• **ABOUT THIS TASK**:
Without changing anything, set down every line shown below.

• **STORED DATA**:
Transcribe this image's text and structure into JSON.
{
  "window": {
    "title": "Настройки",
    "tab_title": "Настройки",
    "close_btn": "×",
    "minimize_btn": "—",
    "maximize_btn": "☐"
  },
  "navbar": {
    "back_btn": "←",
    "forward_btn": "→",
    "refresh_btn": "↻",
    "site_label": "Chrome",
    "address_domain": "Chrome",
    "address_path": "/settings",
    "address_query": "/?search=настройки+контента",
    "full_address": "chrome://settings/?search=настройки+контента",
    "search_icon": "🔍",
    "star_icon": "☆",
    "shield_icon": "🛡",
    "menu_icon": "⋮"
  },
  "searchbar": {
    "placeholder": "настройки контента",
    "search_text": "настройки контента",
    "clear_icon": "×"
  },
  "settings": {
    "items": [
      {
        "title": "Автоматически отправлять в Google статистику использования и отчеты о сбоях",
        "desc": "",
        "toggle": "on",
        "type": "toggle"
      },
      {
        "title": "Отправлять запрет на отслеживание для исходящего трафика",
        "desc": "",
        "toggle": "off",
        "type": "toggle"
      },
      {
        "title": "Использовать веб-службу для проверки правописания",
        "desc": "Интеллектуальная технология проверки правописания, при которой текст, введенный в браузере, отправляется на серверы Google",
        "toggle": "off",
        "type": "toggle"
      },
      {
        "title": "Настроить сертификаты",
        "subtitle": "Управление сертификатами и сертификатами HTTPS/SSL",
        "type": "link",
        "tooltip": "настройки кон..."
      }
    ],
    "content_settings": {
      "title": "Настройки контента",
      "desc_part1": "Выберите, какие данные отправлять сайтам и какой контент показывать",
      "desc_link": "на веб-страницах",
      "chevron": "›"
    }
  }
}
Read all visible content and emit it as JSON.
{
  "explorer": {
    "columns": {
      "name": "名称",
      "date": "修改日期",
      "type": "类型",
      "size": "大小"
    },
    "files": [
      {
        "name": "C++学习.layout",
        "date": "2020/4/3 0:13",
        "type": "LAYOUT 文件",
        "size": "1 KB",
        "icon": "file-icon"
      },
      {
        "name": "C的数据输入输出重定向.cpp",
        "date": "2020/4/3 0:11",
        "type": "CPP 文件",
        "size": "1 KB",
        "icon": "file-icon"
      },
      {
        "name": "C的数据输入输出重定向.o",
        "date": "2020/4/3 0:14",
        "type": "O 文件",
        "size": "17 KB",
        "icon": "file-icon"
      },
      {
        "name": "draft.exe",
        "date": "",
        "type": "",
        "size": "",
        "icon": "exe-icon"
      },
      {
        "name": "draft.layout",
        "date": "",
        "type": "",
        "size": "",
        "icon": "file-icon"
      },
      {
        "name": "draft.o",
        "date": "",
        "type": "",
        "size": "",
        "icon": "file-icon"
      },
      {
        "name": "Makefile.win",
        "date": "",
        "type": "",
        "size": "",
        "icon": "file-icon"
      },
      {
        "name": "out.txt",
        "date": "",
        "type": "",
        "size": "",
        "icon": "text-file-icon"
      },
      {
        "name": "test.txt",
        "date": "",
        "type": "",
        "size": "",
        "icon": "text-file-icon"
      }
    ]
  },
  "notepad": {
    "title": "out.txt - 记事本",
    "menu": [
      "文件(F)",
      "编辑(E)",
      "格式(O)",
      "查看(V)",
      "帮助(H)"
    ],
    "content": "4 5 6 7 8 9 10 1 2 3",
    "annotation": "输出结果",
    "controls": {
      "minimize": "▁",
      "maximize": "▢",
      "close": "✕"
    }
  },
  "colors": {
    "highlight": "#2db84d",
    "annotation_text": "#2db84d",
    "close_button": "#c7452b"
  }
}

• **TASK RESPONSE**:
Transcribe this image's text and structure into JSON.
{
  "window": {
    "title": "Настройки",
    "tab_title": "Настройки",
    "close_btn": "×",
    "minimize_btn": "—",
    "maximize_btn": "☐"
  },
  "navbar": {
    "back_btn": "←",
    "forward_btn": "→",
    "refresh_btn": "↻",
    "site_label": "Chrome",
    "address_domain": "Chrome",
    "address_path": "/settings",
    "address_query": "/?search=настройки+контента",
    "full_address": "chrome://settings/?search=настройки+контента",
    "search_icon": "🔍",
    "star_icon": "☆",
    "shield_icon": "🛡",
    "menu_icon": "⋮"
  },
  "searchbar": {
    "placeholder": "настройки контента",
    "search_text": "настройки контента",
    "clear_icon": "×"
  },
  "settings": {
    "items": [
      {
        "title": "Автоматически отправлять в Google статистику использования и отчеты о сбоях",
        "desc": "",
        "toggle": "on",
        "type": "toggle"
      },
      {
        "title": "Отправлять запрет на отслеживание для исходящего трафика",
        "desc": "",
        "toggle": "off",
        "type": "toggle"
      },
      {
        "title": "Использовать веб-службу для проверки правописания",
        "desc": "Интеллектуальная технология проверки правописания, при которой текст, введенный в браузере, отправляется на серверы Google",
        "toggle": "off",
        "type": "toggle"
      },
      {
        "title": "Настроить сертификаты",
        "subtitle": "Управление сертификатами и сертификатами HTTPS/SSL",
        "type": "link",
        "tooltip": "настройки кон..."
      }
    ],
    "content_settings": {
      "title": "Настройки контента",
      "desc_part1": "Выберите, какие данные отправлять сайтам и какой контент показывать",
      "desc_link": "на веб-страницах",
      "chevron": "›"
    }
  }
}
Read all visible content and emit it as JSON.
{
  "explorer": {
    "columns": {
      "name": "名称",
      "date": "修改日期",
      "type": "类型",
      "size": "大小"
    },
    "files": [
      {
        "name": "C++学习.layout",
        "date": "2020/4/3 0:13",
        "type": "LAYOUT 文件",
        "size": "1 KB",
        "icon": "file-icon"
      },
      {
        "name": "C的数据输入输出重定向.cpp",
        "date": "2020/4/3 0:11",
        "type": "CPP 文件",
        "size": "1 KB",
        "icon": "file-icon"
      },
      {
        "name": "C的数据输入输出重定向.o",
        "date": "2020/4/3 0:14",
        "type": "O 文件",
        "size": "17 KB",
        "icon": "file-icon"
      },
      {
        "name": "draft.exe",
        "date": "",
        "type": "",
        "size": "",
        "icon": "exe-icon"
      },
      {
        "name": "draft.layout",
        "date": "",
        "type": "",
        "size": "",
        "icon": "file-icon"
      },
      {
        "name": "draft.o",
        "date": "",
        "type": "",
        "size": "",
        "icon": "file-icon"
      },
      {
        "name": "Makefile.win",
        "date": "",
        "type": "",
        "size": "",
        "icon": "file-icon"
      },
      {
        "name": "out.txt",
        "date": "",
        "type": "",
        "size": "",
        "icon": "text-file-icon"
      },
      {
        "name": "test.txt",
        "date": "",
        "type": "",
        "size": "",
        "icon": "text-file-icon"
      }
    ]
  },
  "notepad": {
    "title": "out.txt - 记事本",
    "menu": [
      "文件(F)",
      "编辑(E)",
      "格式(O)",
      "查看(V)",
      "帮助(H)"
    ],
    "content": "4 5 6 7 8 9 10 1 2 3",
    "annotation": "输出结果",
    "controls": {
      "minimize": "▁",
      "maximize": "▢",
      "close": "✕"
    }
  },
  "colors": {
    "highlight": "#2db84d",
    "annotation_text": "#2db84d",
    "close_button": "#c7452b"
  }
}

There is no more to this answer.